The historic Chora church, one of Istanbul's most recognisable Byzantine buildings, was officially commissioned as a mosque on Friday. The mediaeval church contains several 14th century Byzantine mosaics and frescoes portraying scenes from biblical stories - but, much like the Hagia Sophia, the artwork was covered up during the Muslim Ottoman takeover in 1453, before being unearthed again when the building was converted to a museum 70 years ago.
On Friday, in an order signed by Erdogan and published in Turkey’s Official Gazette, the government announced that the Church of the Holy Saviour in Chora was now officially converted, noting that “the management of the Kariye Mosque be transferred to the Religious Affairs Directorate, and (the mosque) opened to worship".
It is not clear when Islamic prayers will commence at the building. Many Christians reacted with words of lament and frustration at the latest action.
"To be honest, I find this one more painful," tweeted the Fr. John Meyendorff & Patterson Family Chair of Orthodox Christian Studies at Fordham University, George Demacopoulos, in response to the latest church conversion. "I always found it a more moving space because you could get so close to the Narthex mosaics and funeral chapel iconography."
Another Twitter user added: "Please pray for the conversion of Turkey, and for the restoration of Chora Church as well as the Hagia Sophia."

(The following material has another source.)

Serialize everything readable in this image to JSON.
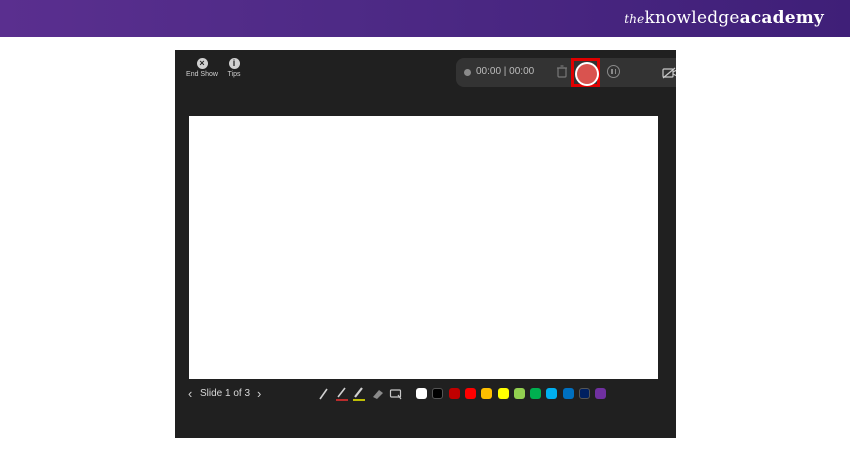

At the Hagia Sophia, curtains have been installed to cover over an image depicting Mary and the infant Jesus.